-- Task requirements --
The data that follows is to be copied exactly, with each image removed.

-- Provided records --
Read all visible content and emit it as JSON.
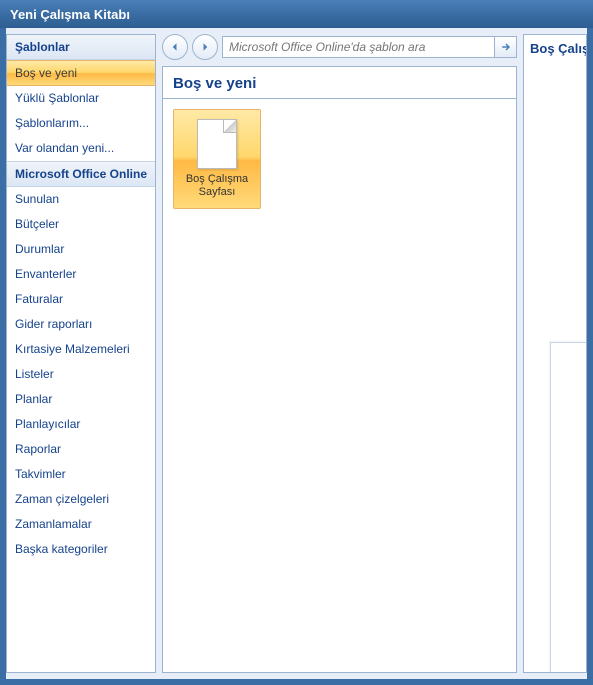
{
  "window": {
    "title": "Yeni Çalışma Kitabı"
  },
  "sidebar": {
    "header": "Şablonlar",
    "items_top": [
      {
        "label": "Boş ve yeni",
        "selected": true
      },
      {
        "label": "Yüklü Şablonlar",
        "selected": false
      },
      {
        "label": "Şablonlarım...",
        "selected": false
      },
      {
        "label": "Var olandan yeni...",
        "selected": false
      }
    ],
    "section": "Microsoft Office Online",
    "items_online": [
      {
        "label": "Sunulan"
      },
      {
        "label": "Bütçeler"
      },
      {
        "label": "Durumlar"
      },
      {
        "label": "Envanterler"
      },
      {
        "label": "Faturalar"
      },
      {
        "label": "Gider raporları"
      },
      {
        "label": "Kırtasiye Malzemeleri"
      },
      {
        "label": "Listeler"
      },
      {
        "label": "Planlar"
      },
      {
        "label": "Planlayıcılar"
      },
      {
        "label": "Raporlar"
      },
      {
        "label": "Takvimler"
      },
      {
        "label": "Zaman çizelgeleri"
      },
      {
        "label": "Zamanlamalar"
      },
      {
        "label": "Başka kategoriler"
      }
    ]
  },
  "search": {
    "placeholder": "Microsoft Office Online'da şablon ara"
  },
  "content": {
    "header": "Boş ve yeni",
    "templates": [
      {
        "label": "Boş Çalışma Sayfası",
        "selected": true
      }
    ]
  },
  "preview": {
    "header": "Boş Çalış"
  }
}
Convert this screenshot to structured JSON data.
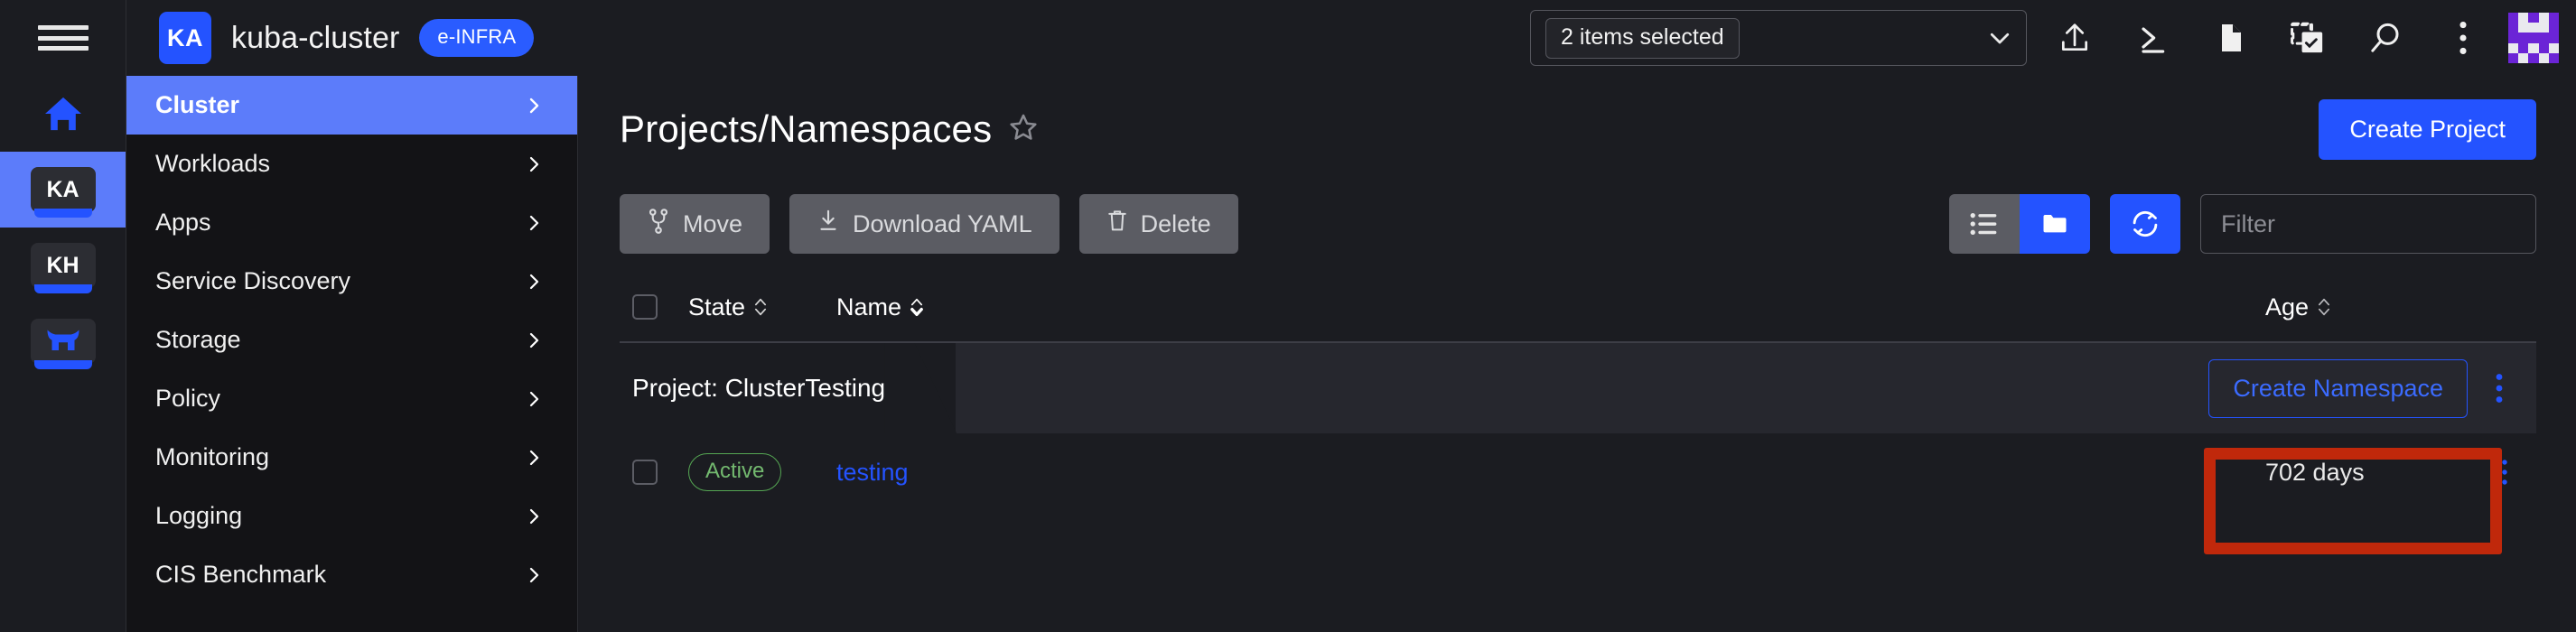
{
  "topbar": {
    "menu_icon": "hamburger-icon",
    "cluster_initials": "KA",
    "cluster_name": "kuba-cluster",
    "cluster_tag": "e-INFRA",
    "namespace_select": {
      "value": "2 items selected",
      "caret_icon": "chevron-down-icon"
    },
    "icons": [
      {
        "name": "upload-icon"
      },
      {
        "name": "terminal-icon"
      },
      {
        "name": "file-icon"
      },
      {
        "name": "import-yaml-icon"
      },
      {
        "name": "search-icon"
      },
      {
        "name": "overflow-menu-icon"
      }
    ],
    "avatar": "user-identicon-avatar"
  },
  "rail": {
    "items": [
      {
        "name": "home",
        "type": "icon",
        "label": "",
        "icon": "home-icon",
        "active": false
      },
      {
        "name": "cluster-ka",
        "type": "badge",
        "label": "KA",
        "active": true
      },
      {
        "name": "cluster-kh",
        "type": "badge",
        "label": "KH",
        "active": false
      },
      {
        "name": "rancher-manager",
        "type": "icon",
        "label": "",
        "icon": "rancher-cow-icon",
        "active": false
      }
    ]
  },
  "nav": {
    "items": [
      {
        "label": "Cluster",
        "active": true
      },
      {
        "label": "Workloads",
        "active": false
      },
      {
        "label": "Apps",
        "active": false
      },
      {
        "label": "Service Discovery",
        "active": false
      },
      {
        "label": "Storage",
        "active": false
      },
      {
        "label": "Policy",
        "active": false
      },
      {
        "label": "Monitoring",
        "active": false
      },
      {
        "label": "Logging",
        "active": false
      },
      {
        "label": "CIS Benchmark",
        "active": false
      }
    ]
  },
  "main": {
    "page_title": "Projects/Namespaces",
    "favorite_icon": "star-outline-icon",
    "create_project_label": "Create Project",
    "actions": [
      {
        "label": "Move",
        "icon": "move-branch-icon"
      },
      {
        "label": "Download YAML",
        "icon": "download-icon"
      },
      {
        "label": "Delete",
        "icon": "trash-icon"
      }
    ],
    "view_toggle": [
      {
        "name": "flat-list-view",
        "icon": "list-icon",
        "active": false
      },
      {
        "name": "group-by-project-view",
        "icon": "folder-icon",
        "active": true
      }
    ],
    "refresh_icon": "refresh-icon",
    "filter": {
      "value": "",
      "placeholder": "Filter"
    },
    "table": {
      "columns": [
        {
          "key": "check",
          "label": ""
        },
        {
          "key": "state",
          "label": "State",
          "sort": "none"
        },
        {
          "key": "name",
          "label": "Name",
          "sort": "asc"
        },
        {
          "key": "age",
          "label": "Age",
          "sort": "none"
        }
      ],
      "groups": [
        {
          "title": "Project: ClusterTesting",
          "create_namespace_label": "Create Namespace",
          "highlighted": true,
          "rows": [
            {
              "state": "Active",
              "name": "testing",
              "age": "702 days"
            }
          ]
        }
      ]
    }
  },
  "colors": {
    "accent_blue": "#2453ff",
    "nav_active": "#5c7cfa",
    "page_bg": "#1b1c21",
    "nav_bg": "#131316",
    "group_bg": "#26272e",
    "grey_btn": "#5b5c63",
    "state_green": "#73b96f",
    "highlight_red": "#c0280b",
    "avatar_purple": "#6b24d6"
  }
}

-- Written response --
Read all visible content and emit it as JSON.
{
  "window": {
    "title": "Yeni Çalışma Kitabı"
  },
  "sidebar": {
    "header": "Şablonlar",
    "items_top": [
      {
        "label": "Boş ve yeni",
        "selected": true
      },
      {
        "label": "Yüklü Şablonlar",
        "selected": false
      },
      {
        "label": "Şablonlarım...",
        "selected": false
      },
      {
        "label": "Var olandan yeni...",
        "selected": false
      }
    ],
    "section": "Microsoft Office Online",
    "items_online": [
      {
        "label": "Sunulan"
      },
      {
        "label": "Bütçeler"
      },
      {
        "label": "Durumlar"
      },
      {
        "label": "Envanterler"
      },
      {
        "label": "Faturalar"
      },
      {
        "label": "Gider raporları"
      },
      {
        "label": "Kırtasiye Malzemeleri"
      },
      {
        "label": "Listeler"
      },
      {
        "label": "Planlar"
      },
      {
        "label": "Planlayıcılar"
      },
      {
        "label": "Raporlar"
      },
      {
        "label": "Takvimler"
      },
      {
        "label": "Zaman çizelgeleri"
      },
      {
        "label": "Zamanlamalar"
      },
      {
        "label": "Başka kategoriler"
      }
    ]
  },
  "search": {
    "placeholder": "Microsoft Office Online'da şablon ara"
  },
  "content": {
    "header": "Boş ve yeni",
    "templates": [
      {
        "label": "Boş Çalışma Sayfası",
        "selected": true
      }
    ]
  },
  "preview": {
    "header": "Boş Çalış"
  }
}
Convert this screenshot to structured JSON data.
{
  "topbar": {
    "menu_icon": "hamburger-icon",
    "cluster_initials": "KA",
    "cluster_name": "kuba-cluster",
    "cluster_tag": "e-INFRA",
    "namespace_select": {
      "value": "2 items selected",
      "caret_icon": "chevron-down-icon"
    },
    "icons": [
      {
        "name": "upload-icon"
      },
      {
        "name": "terminal-icon"
      },
      {
        "name": "file-icon"
      },
      {
        "name": "import-yaml-icon"
      },
      {
        "name": "search-icon"
      },
      {
        "name": "overflow-menu-icon"
      }
    ],
    "avatar": "user-identicon-avatar"
  },
  "rail": {
    "items": [
      {
        "name": "home",
        "type": "icon",
        "label": "",
        "icon": "home-icon",
        "active": false
      },
      {
        "name": "cluster-ka",
        "type": "badge",
        "label": "KA",
        "active": true
      },
      {
        "name": "cluster-kh",
        "type": "badge",
        "label": "KH",
        "active": false
      },
      {
        "name": "rancher-manager",
        "type": "icon",
        "label": "",
        "icon": "rancher-cow-icon",
        "active": false
      }
    ]
  },
  "nav": {
    "items": [
      {
        "label": "Cluster",
        "active": true
      },
      {
        "label": "Workloads",
        "active": false
      },
      {
        "label": "Apps",
        "active": false
      },
      {
        "label": "Service Discovery",
        "active": false
      },
      {
        "label": "Storage",
        "active": false
      },
      {
        "label": "Policy",
        "active": false
      },
      {
        "label": "Monitoring",
        "active": false
      },
      {
        "label": "Logging",
        "active": false
      },
      {
        "label": "CIS Benchmark",
        "active": false
      }
    ]
  },
  "main": {
    "page_title": "Projects/Namespaces",
    "favorite_icon": "star-outline-icon",
    "create_project_label": "Create Project",
    "actions": [
      {
        "label": "Move",
        "icon": "move-branch-icon"
      },
      {
        "label": "Download YAML",
        "icon": "download-icon"
      },
      {
        "label": "Delete",
        "icon": "trash-icon"
      }
    ],
    "view_toggle": [
      {
        "name": "flat-list-view",
        "icon": "list-icon",
        "active": false
      },
      {
        "name": "group-by-project-view",
        "icon": "folder-icon",
        "active": true
      }
    ],
    "refresh_icon": "refresh-icon",
    "filter": {
      "value": "",
      "placeholder": "Filter"
    },
    "table": {
      "columns": [
        {
          "key": "check",
          "label": ""
        },
        {
          "key": "state",
          "label": "State",
          "sort": "none"
        },
        {
          "key": "name",
          "label": "Name",
          "sort": "asc"
        },
        {
          "key": "age",
          "label": "Age",
          "sort": "none"
        }
      ],
      "groups": [
        {
          "title": "Project: ClusterTesting",
          "create_namespace_label": "Create Namespace",
          "highlighted": true,
          "rows": [
            {
              "state": "Active",
              "name": "testing",
              "age": "702 days"
            }
          ]
        }
      ]
    }
  },
  "colors": {
    "accent_blue": "#2453ff",
    "nav_active": "#5c7cfa",
    "page_bg": "#1b1c21",
    "nav_bg": "#131316",
    "group_bg": "#26272e",
    "grey_btn": "#5b5c63",
    "state_green": "#73b96f",
    "highlight_red": "#c0280b",
    "avatar_purple": "#6b24d6"
  }
}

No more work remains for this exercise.